What if you have been accused or charged with Actual Bodily harm (ABH) or Grievous Bodily Harm (GBH)?
You must contact Castle Solicitors at the earliest opportunity to receive comprehensive legal advice from a member of our experienced team.
What is ABH?
ABH is a criminal offence contrary to Section 47 of the Offences Against the Person Act 1861. It is a less serious offence than GBH.
- The injuries are less severe than GBH
- The offence can be committed recklessly as well as intentionally
- It is an either way offence and can be dealt with in the Magistrates’ Court or Crown Court. This will depend on the circumstances of the offence, combined with the aggravating and mitigating factors
- Sentencing to a community order is possible if it’s a first offence, plus any mitigating factors
What is the sentence for ABH?
The maximum sentence is 6 months in the Magistrates’ Court or 5 years custody at the Crown Court
What is GBH?
GBH is a criminal offence contrary to Sections 18 & 20 of the Offences Against the Person Act 1861.
- Both Sections 18 and 20 are indictable only offences, meaning they can only be dealt with in the Crown Court
- Section 18 is more serious than section 20
- In a Section 18 case (known as wounding with intent), the prosecution must prove the defendant intentionally inflicted grievous bodily harm and intended to do so
- In a Section 20 case (known as unlawful wounding) the prosecution does not need to prove an intention to inflict grievous bodily harm. They can prove the case regardless whether the behaviour was intentional or reckless (not intentional)
What is the sentence for GBH?
- A Section 18 GBH carries the maximum penalty of life imprisonment
- A Section 20 GBH carries a maximum penalty of 5 years imprisonment
Can I just get a fine for GBH?
It’s improbable that you will only receive a fine for GBH. However, the minimum sentence you are likely to receive is a community sentence such as unpaid work, plus financial penalties. However, you could also be subject to other community sentences where you report to probation and/or receive a suspended prison sentence.
What is a suspended prison sentence?
This is where the judge gives you a prison sentence but says that you will not go immediately to prison. During the period of the suspension, you must comply with the terms of the order, such as unpaid work. If you fail to comply, you can be sent to prison to complete the sentence in custody.
Why should I choose Castle Solicitors?
24 hours a day you can contact us if you require legal advice
We don’t like losing, so if matters do go to trial, you’re guaranteed a solicitor who has a successful track record.
Our goal is always to get the very best result for our clients, whether that be the police taking no further action, preventing someone from receiving a custodial sentence or clearing a client’s name with an acquittal after trial
What should I do now?
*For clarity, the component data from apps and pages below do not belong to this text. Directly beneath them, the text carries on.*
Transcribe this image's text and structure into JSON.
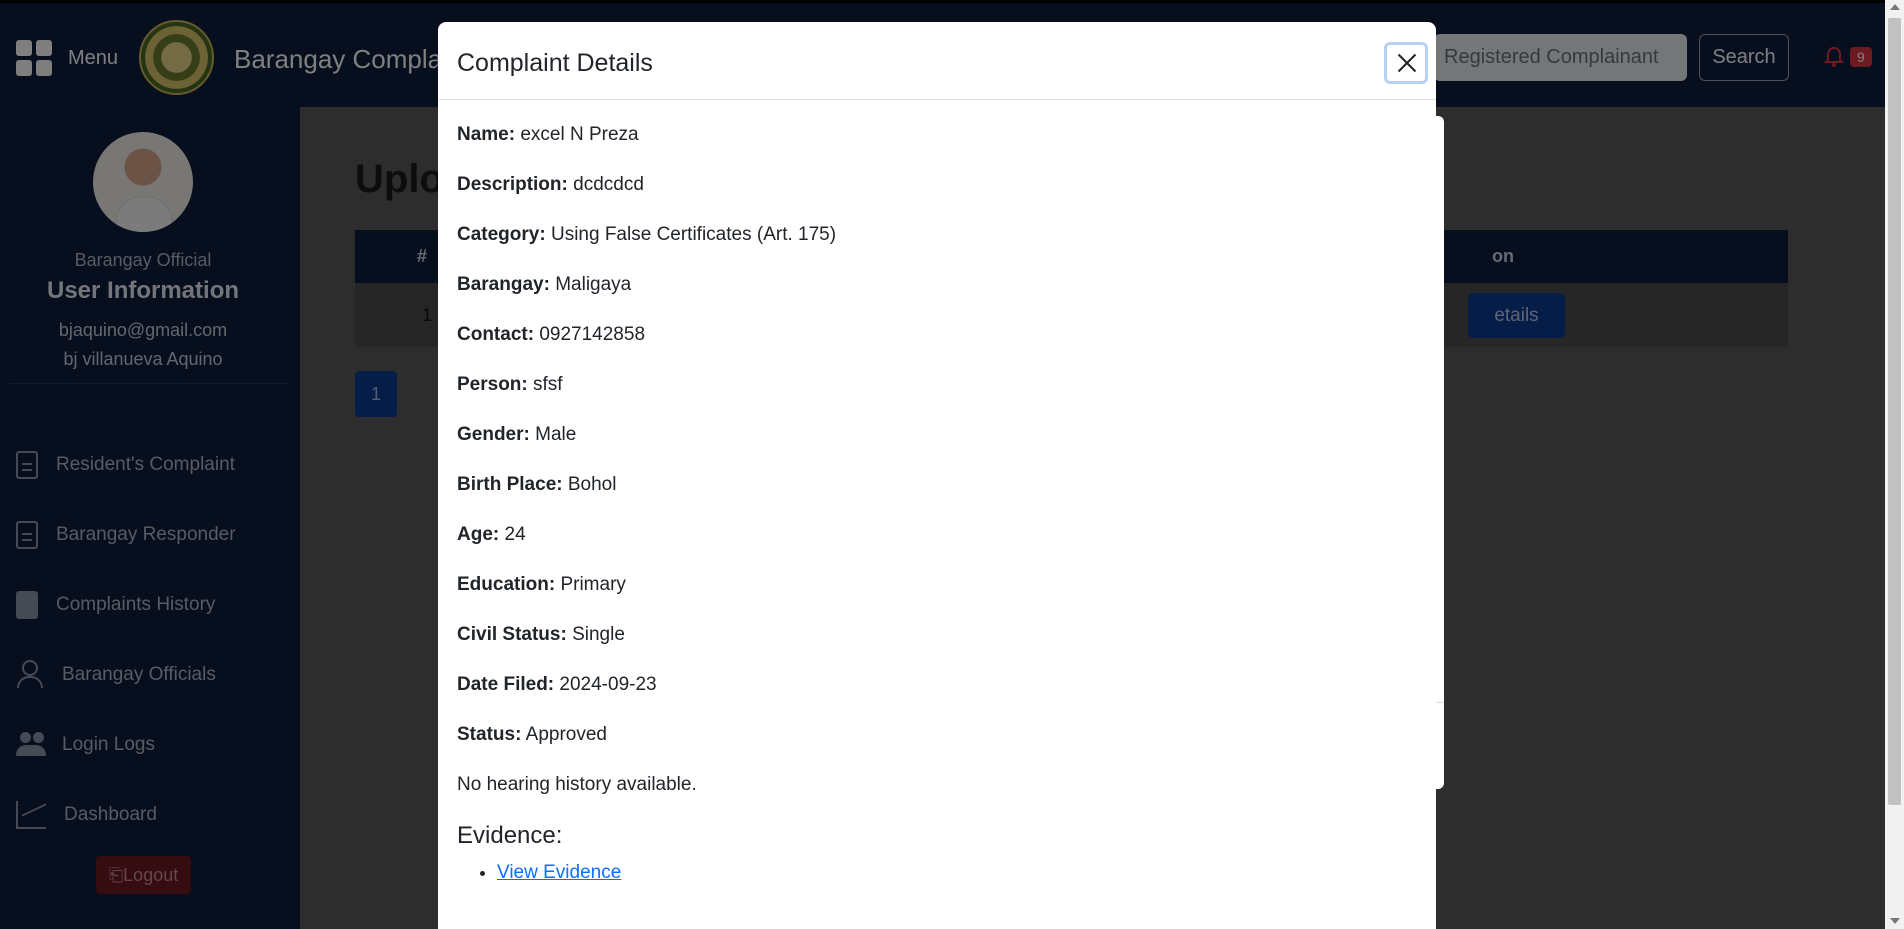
{
  "header": {
    "menu_label": "Menu",
    "brand": "Barangay Complai",
    "search_placeholder": "Registered Complainant",
    "search_button": "Search",
    "notification_count": "9"
  },
  "sidebar": {
    "role": "Barangay Official",
    "info_title": "User Information",
    "email": "bjaquino@gmail.com",
    "name": "bj villanueva Aquino",
    "items": [
      {
        "label": "Resident's Complaint",
        "icon": "document-icon"
      },
      {
        "label": "Barangay Responder",
        "icon": "document-icon"
      },
      {
        "label": "Complaints History",
        "icon": "document-check-icon"
      },
      {
        "label": "Barangay Officials",
        "icon": "person-icon"
      },
      {
        "label": "Login Logs",
        "icon": "people-icon"
      },
      {
        "label": "Dashboard",
        "icon": "chart-line-icon"
      }
    ],
    "logout": "Logout"
  },
  "main": {
    "title": "Uplo",
    "table": {
      "headers": {
        "num": "#",
        "action": "on"
      },
      "rows": [
        {
          "num": "1",
          "action": "etails"
        }
      ]
    },
    "pagination": {
      "current": "1"
    }
  },
  "modal": {
    "title": "Complaint Details",
    "fields": [
      {
        "label": "Name:",
        "value": "excel N Preza"
      },
      {
        "label": "Description:",
        "value": "dcdcdcd"
      },
      {
        "label": "Category:",
        "value": "Using False Certificates (Art. 175)"
      },
      {
        "label": "Barangay:",
        "value": "Maligaya"
      },
      {
        "label": "Contact:",
        "value": "0927142858"
      },
      {
        "label": "Person:",
        "value": "sfsf"
      },
      {
        "label": "Gender:",
        "value": "Male"
      },
      {
        "label": "Birth Place:",
        "value": "Bohol"
      },
      {
        "label": "Age:",
        "value": "24"
      },
      {
        "label": "Education:",
        "value": "Primary"
      },
      {
        "label": "Civil Status:",
        "value": "Single"
      },
      {
        "label": "Date Filed:",
        "value": "2024-09-23"
      },
      {
        "label": "Status:",
        "value": "Approved"
      }
    ],
    "no_history": "No hearing history available.",
    "evidence_heading": "Evidence:",
    "evidence_link": "View Evidence"
  },
  "colors": {
    "navy": "#0e1f3f",
    "primary": "#0d6efd",
    "danger": "#dc3545"
  }
}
Contact us by calling on 0121 226 3636, emailing email@example.com or even sending a message from this website on the contact page. We will call you back as soon as possible (usually within 2 hours) but in any event no later than 24 hours.
If you have been arrested to simply ask for Castle Solicitors at the police station and we will receive the call.